From my finger pain it went to swelling of hands, then pain in wrists, so bad i felt like i wanted to chop my hands off, i found i was constantly looking grumpy with my arms folded holding my hands tight under each armpit, why??? i don’t know just felt like it was doing some good, bizzare!!! I have learnt that there are a lot of bizzare things that happen with arthritis, i am sure these will be revealed along the way…
Read More:

My Search for Health
I decided to start a blog describing my journey from a completely healthy person to a chronically sick person trying to make it back to being a healthy person again. The journey has been long, but infinitely educational. It has strengthened me in ways that I never thought possible.
Read More:

More resources and blogs:

Arthritis Broadcast Network

The Arthritis is cured! (if you want it)
 – Canada’s leading National Arthritis Awareness Program (NAAP) – is designed to inform and provide insight to Canadians about the severity of this disease. The NAAP highlights access to the vast arthritis support network available to those affected by and living with arthritis.

This year the Program launches the Arthritis Broadcast Network (ABN): a platform to build relationships, enable conversations and share stories about arthritis. ABN programs include:

  • News: Arthritis news. Anytime. Anywhere.
  • Life: Living your best life with arthritis
  • Arthritis Intel: Helping you detect, treat, and manage arthritis
  • A-Team: Partnering with your healthcare team
  • Women: Exploring women’s arthritis issues and needs

More Info:

Stacie Casey

Stacie Casey
Real Profiles of Rheumatoid Arthritis
Photos © Stacie Casey


Stacie Casey




Prague, Oklahoma, United States

How long have you lived with RA?

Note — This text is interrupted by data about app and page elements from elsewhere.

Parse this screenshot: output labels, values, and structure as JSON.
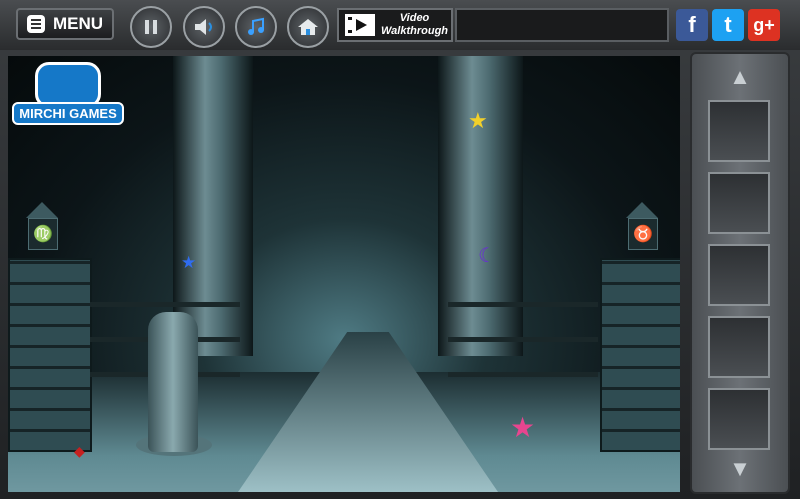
{
  "topbar": {
    "menu_label": "MENU",
    "video_line1": "Video",
    "video_line2": "Walkthrough",
    "social": {
      "facebook_label": "f",
      "twitter_label": "t",
      "gplus_label": "g+"
    }
  },
  "scene": {
    "logo_text": "MIRCHI GAMES"
  },
  "colors": {
    "logo_blue": "#1578c8",
    "facebook": "#3b5998",
    "twitter": "#1da1f2",
    "gplus": "#dd3222",
    "star_yellow": "#f2d02a",
    "star_blue": "#2f6cf0",
    "star_pink": "#e8458f",
    "moon_purple": "#6a2bd8"
  },
  "inventory": {
    "slot_count": 5
  }
}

I have lived with RA since I was diagnosed at the age of 22, so that is 19 years. Although, I think I had it several years before my diagnosis.

What advice would you give to someone who has just been diagnosed with RA?

Take care of yourself! Often times others have no understanding of what is happening in our bodies and we have to be proactive with our health! Learn about your disease and find the best support you can. Keep moving as best you can and enjoy the good days.

Do you use any mobility aids?

I have used wrist splints in the past, but I’m able to go without them currently.

How has living with RA helped to improve your life?

I have developed a better sense of empathy for others. I have become more in tune with my body. I realize that I will soon have to give up teaching due to the degeneration in my spine, but I am super motivated to finish college! I graduate in May from grad school!

Do you have any visible signs of RA?

Yes, both hands have visible nodules in several knuckles. My right wrist is frozen and has very little range of motion. I have trouble with writing sometimes.

Can you please describe some of your favorite coping strategies for living with RA?

My family is very good to help me with anything I need, and I have found a great online community of people who are wonderful. My dog plays a big part too. When I am hurting or fatigued, it seems like he knows and he stays close.

Can you please describe your current medical (traditional and alternative) treatments?

I am currently taking Plaquenil, Methotrexate, Tramadol, and Folic Acid. The Methotrexate has been a life saver for me.

Is there anything else about yourself that you would like to share?

I would like to share my online hobby of t-shirt design! I design for Zazzle and Cafepress.